━━━━━ Records supplied

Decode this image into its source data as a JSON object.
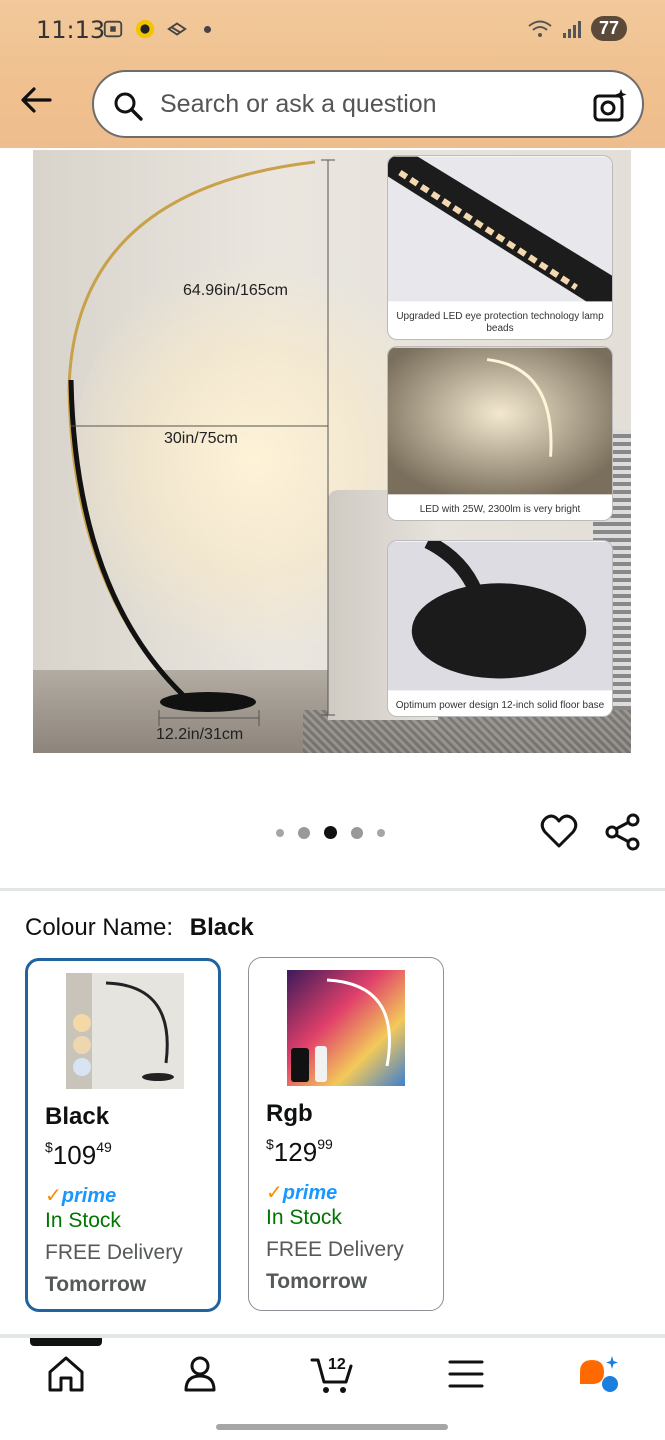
{
  "status_bar": {
    "time": "11:13",
    "battery": "77",
    "icons": [
      "screenshot-icon",
      "app-icon",
      "layers-icon",
      "dot-icon",
      "wifi-icon",
      "signal-icon"
    ]
  },
  "header": {
    "back_icon": "back-arrow-icon",
    "search_placeholder": "Search or ask a question",
    "search_icon": "search-icon",
    "camera_icon": "camera-icon"
  },
  "product_image": {
    "height_label": "64.96in/165cm",
    "width_label": "30in/75cm",
    "base_label": "12.2in/31cm",
    "callouts": [
      {
        "caption": "Upgraded LED eye protection technology lamp beads"
      },
      {
        "caption": "LED with 25W, 2300lm is very bright"
      },
      {
        "caption": "Optimum power design 12-inch solid floor base"
      }
    ],
    "pager": {
      "count": 5,
      "active_index": 2
    }
  },
  "actions": {
    "heart_icon": "heart-icon",
    "share_icon": "share-icon"
  },
  "colour": {
    "label": "Colour Name:",
    "selected": "Black",
    "options": [
      {
        "name": "Black",
        "currency": "$",
        "price_whole": "109",
        "price_fraction": "49",
        "prime": "prime",
        "stock": "In Stock",
        "delivery": "FREE Delivery",
        "when": "Tomorrow"
      },
      {
        "name": "Rgb",
        "currency": "$",
        "price_whole": "129",
        "price_fraction": "99",
        "prime": "prime",
        "stock": "In Stock",
        "delivery": "FREE Delivery",
        "when": "Tomorrow"
      }
    ]
  },
  "bottom_nav": {
    "items": [
      "home-icon",
      "account-icon",
      "cart-icon",
      "menu-icon",
      "ai-assistant-icon"
    ],
    "cart_count": "12"
  },
  "colors": {
    "header_bg": "#f0c08f",
    "selected_border": "#2162a1",
    "prime_blue": "#1a98ff",
    "stock_green": "#007600"
  }
}
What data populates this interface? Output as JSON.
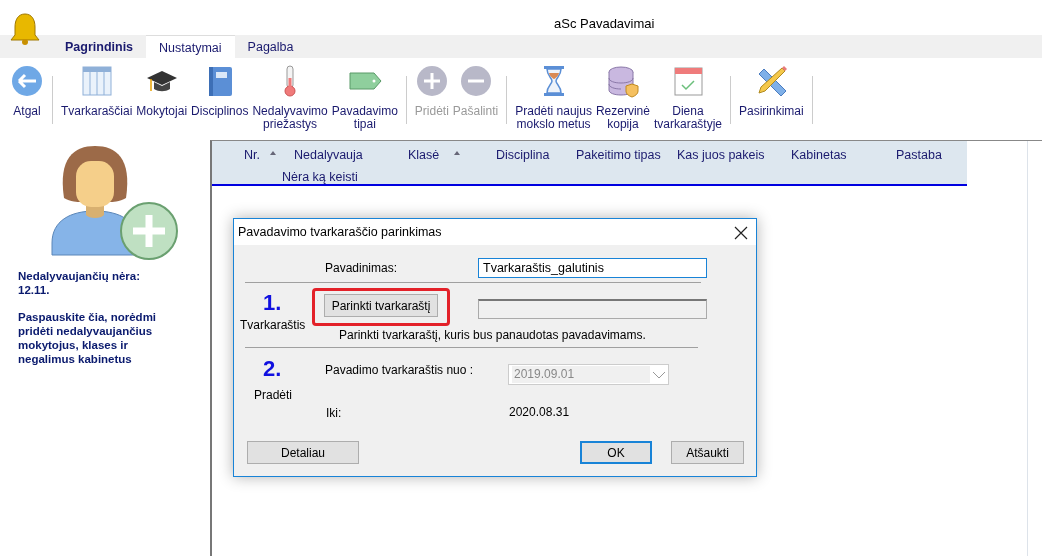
{
  "window": {
    "title": "aSc Pavadavimai"
  },
  "tabs": [
    {
      "label": "Pagrindinis",
      "selected": false,
      "bold": true
    },
    {
      "label": "Nustatymai",
      "selected": true,
      "bold": false
    },
    {
      "label": "Pagalba",
      "selected": false,
      "bold": false
    }
  ],
  "toolbar": {
    "groups": [
      [
        {
          "label": "Atgal",
          "disabled": false
        }
      ],
      [
        {
          "label": "Tvarkaraščiai",
          "disabled": false
        },
        {
          "label": "Mokytojai",
          "disabled": false
        },
        {
          "label": "Disciplinos",
          "disabled": false
        },
        {
          "label": "Nedalyvavimo\npriežastys",
          "disabled": false
        },
        {
          "label": "Pavadavimo\ntipai",
          "disabled": false
        }
      ],
      [
        {
          "label": "Pridėti",
          "disabled": true
        },
        {
          "label": "Pašalinti",
          "disabled": true
        }
      ],
      [
        {
          "label": "Pradėti naujus\nmokslo metus",
          "disabled": false
        },
        {
          "label": "Rezervinė\nkopija",
          "disabled": false
        },
        {
          "label": "Diena\ntvarkaraštyje",
          "disabled": false
        }
      ],
      [
        {
          "label": "Pasirinkimai",
          "disabled": false
        }
      ]
    ]
  },
  "sidebar": {
    "status": "Nedalyvaujančių nėra:\n12.11.",
    "hint": "Paspauskite čia, norėdmi pridėti nedalyvaujančius mokytojus, klases ir negalimus kabinetus"
  },
  "table": {
    "columns": [
      {
        "label": "Nr.",
        "sorted": true
      },
      {
        "label": "Nedalyvauja",
        "sorted": false
      },
      {
        "label": "Klasė",
        "sorted": true
      },
      {
        "label": "Disciplina",
        "sorted": false
      },
      {
        "label": "Pakeitimo tipas",
        "sorted": false
      },
      {
        "label": "Kas juos pakeis",
        "sorted": false
      },
      {
        "label": "Kabinetas",
        "sorted": false
      },
      {
        "label": "Pastaba",
        "sorted": false
      }
    ],
    "empty_message": "Nėra ką keisti"
  },
  "dialog": {
    "title": "Pavadavimo tvarkaraščio parinkimas",
    "name_label": "Pavadinimas:",
    "name_value": "Tvarkaraštis_galutinis",
    "step1": {
      "number": "1.",
      "label": "Tvarkaraštis",
      "button": "Parinkti tvarkaraštį",
      "description": "Parinkti tvarkaraštį, kuris bus panaudotas pavadavimams.",
      "highlighted": true
    },
    "step2": {
      "number": "2.",
      "label": "Pradėti",
      "from_label": "Pavadimo tvarkaraštis nuo :",
      "from_value": "2019.09.01",
      "from_disabled": true,
      "to_label": "Iki:",
      "to_value": "2020.08.31"
    },
    "buttons": [
      {
        "label": "Detaliau",
        "default": false
      },
      {
        "label": "OK",
        "default": true
      },
      {
        "label": "Atšaukti",
        "default": false
      }
    ]
  }
}
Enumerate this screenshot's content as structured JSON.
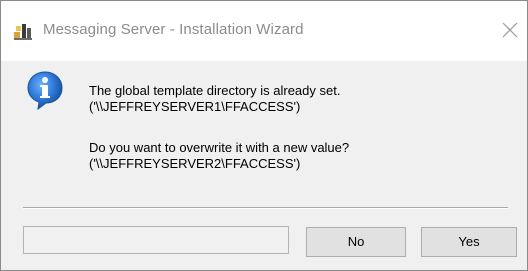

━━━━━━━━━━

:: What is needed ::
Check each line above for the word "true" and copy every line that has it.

:: Written reply ::
      "bold": true
      "selected": true,
          "disabled": true
          "disabled": true
        "sorted": true
        "sorted": true
      "highlighted": true
      "from_disabled": true,
        "default": true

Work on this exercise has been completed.